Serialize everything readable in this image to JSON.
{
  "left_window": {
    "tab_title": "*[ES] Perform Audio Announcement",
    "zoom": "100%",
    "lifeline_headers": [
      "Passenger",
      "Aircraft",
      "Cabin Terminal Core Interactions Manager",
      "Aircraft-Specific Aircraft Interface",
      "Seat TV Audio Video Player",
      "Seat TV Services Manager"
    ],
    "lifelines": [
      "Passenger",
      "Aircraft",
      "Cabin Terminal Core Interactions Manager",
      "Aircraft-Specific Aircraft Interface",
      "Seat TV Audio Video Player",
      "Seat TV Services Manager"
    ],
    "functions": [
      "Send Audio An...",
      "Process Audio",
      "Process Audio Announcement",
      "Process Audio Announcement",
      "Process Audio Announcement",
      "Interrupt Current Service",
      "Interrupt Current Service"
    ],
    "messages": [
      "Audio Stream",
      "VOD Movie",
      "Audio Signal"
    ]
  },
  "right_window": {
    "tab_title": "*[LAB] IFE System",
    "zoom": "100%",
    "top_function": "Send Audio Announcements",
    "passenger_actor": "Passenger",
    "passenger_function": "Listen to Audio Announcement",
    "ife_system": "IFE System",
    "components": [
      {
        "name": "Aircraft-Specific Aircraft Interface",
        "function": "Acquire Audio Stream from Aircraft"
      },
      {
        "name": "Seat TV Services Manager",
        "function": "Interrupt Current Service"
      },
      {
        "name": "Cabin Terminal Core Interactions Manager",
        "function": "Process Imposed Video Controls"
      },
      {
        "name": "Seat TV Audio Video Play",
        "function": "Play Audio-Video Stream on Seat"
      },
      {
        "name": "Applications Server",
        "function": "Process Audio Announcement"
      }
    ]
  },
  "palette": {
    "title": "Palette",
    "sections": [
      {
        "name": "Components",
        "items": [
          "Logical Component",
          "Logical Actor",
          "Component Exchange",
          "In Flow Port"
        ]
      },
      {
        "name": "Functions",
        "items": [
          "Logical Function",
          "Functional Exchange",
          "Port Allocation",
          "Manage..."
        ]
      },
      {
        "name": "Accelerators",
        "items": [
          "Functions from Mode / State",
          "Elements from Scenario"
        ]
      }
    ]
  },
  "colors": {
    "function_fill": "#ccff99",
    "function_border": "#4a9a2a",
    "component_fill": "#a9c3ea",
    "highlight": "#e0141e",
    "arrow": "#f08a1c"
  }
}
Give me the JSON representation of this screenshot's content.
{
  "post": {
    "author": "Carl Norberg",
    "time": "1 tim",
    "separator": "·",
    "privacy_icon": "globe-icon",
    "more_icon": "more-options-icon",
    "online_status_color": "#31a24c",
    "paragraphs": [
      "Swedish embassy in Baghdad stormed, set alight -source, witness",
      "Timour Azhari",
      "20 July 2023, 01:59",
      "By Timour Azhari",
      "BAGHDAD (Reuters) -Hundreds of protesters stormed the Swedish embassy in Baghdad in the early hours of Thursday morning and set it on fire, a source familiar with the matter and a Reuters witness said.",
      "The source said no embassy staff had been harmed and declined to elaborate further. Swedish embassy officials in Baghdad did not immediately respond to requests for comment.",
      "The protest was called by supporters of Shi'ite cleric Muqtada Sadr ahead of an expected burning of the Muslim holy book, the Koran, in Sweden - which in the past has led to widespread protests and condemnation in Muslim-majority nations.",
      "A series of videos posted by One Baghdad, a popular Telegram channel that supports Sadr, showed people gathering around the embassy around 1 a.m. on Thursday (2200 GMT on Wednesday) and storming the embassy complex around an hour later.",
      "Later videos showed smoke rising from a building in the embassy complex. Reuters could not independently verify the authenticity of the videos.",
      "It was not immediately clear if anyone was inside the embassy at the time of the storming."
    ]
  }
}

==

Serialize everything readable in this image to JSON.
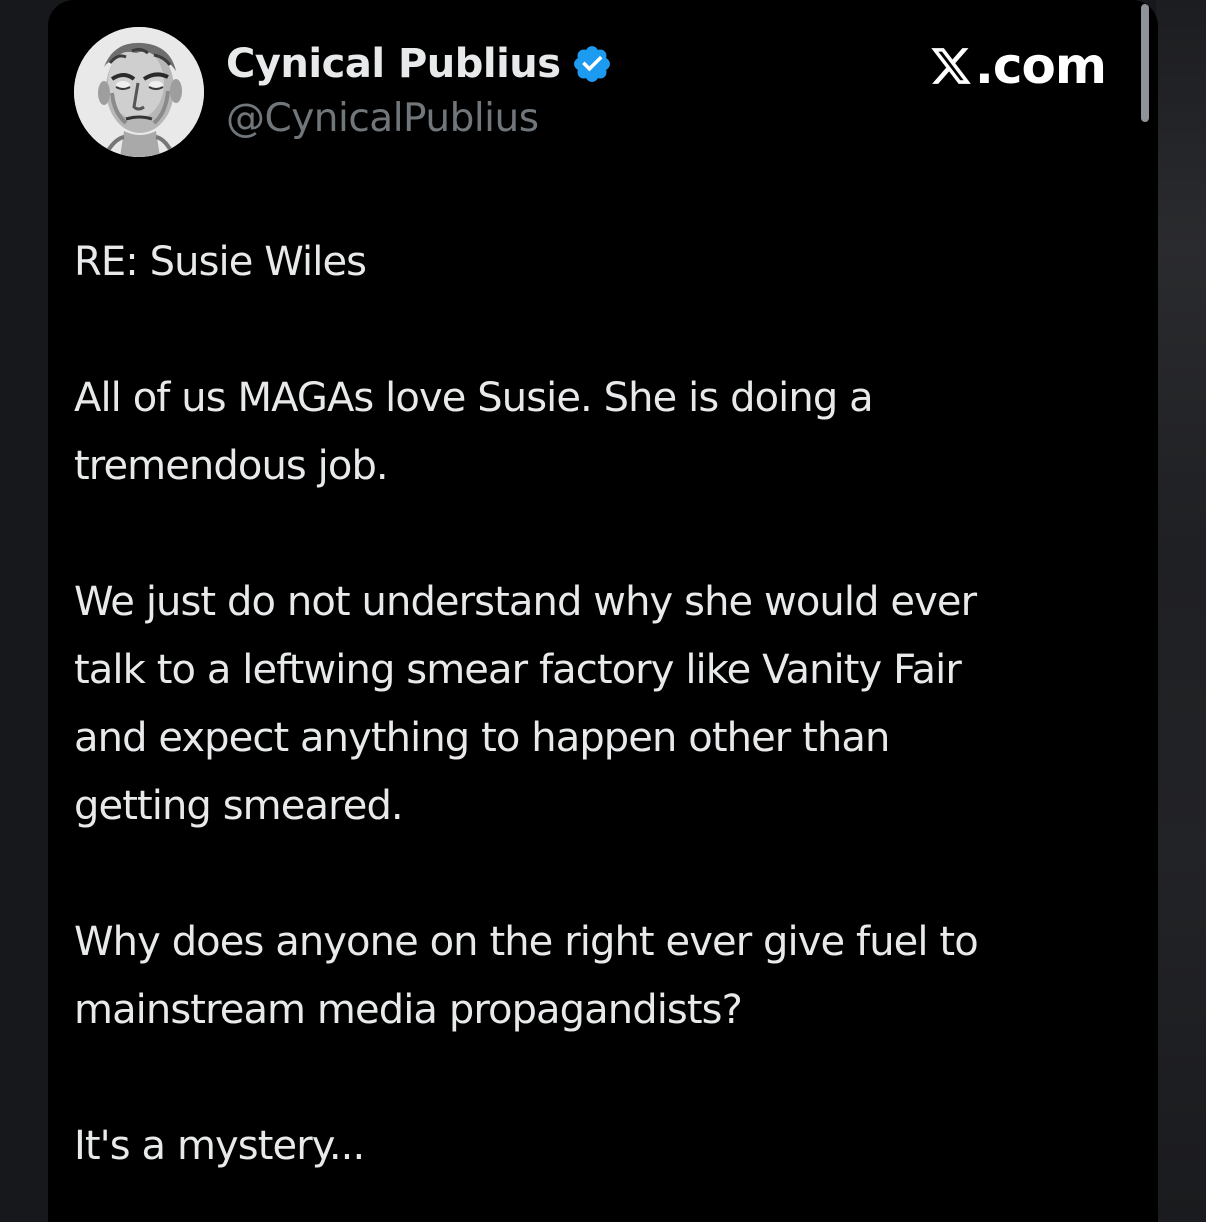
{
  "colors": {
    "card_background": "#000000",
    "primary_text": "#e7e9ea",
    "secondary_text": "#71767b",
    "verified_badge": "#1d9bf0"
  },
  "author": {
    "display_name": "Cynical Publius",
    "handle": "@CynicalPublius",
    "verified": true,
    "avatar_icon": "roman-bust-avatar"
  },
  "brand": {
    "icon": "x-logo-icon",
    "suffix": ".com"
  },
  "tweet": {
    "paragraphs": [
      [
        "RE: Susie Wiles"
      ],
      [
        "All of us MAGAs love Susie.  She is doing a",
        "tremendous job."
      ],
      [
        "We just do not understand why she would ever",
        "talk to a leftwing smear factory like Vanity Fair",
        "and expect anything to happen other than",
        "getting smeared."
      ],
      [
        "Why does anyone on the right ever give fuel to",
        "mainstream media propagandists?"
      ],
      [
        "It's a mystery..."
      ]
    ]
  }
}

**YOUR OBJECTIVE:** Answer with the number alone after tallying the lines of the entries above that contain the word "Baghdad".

**ANSWER BOX:** 4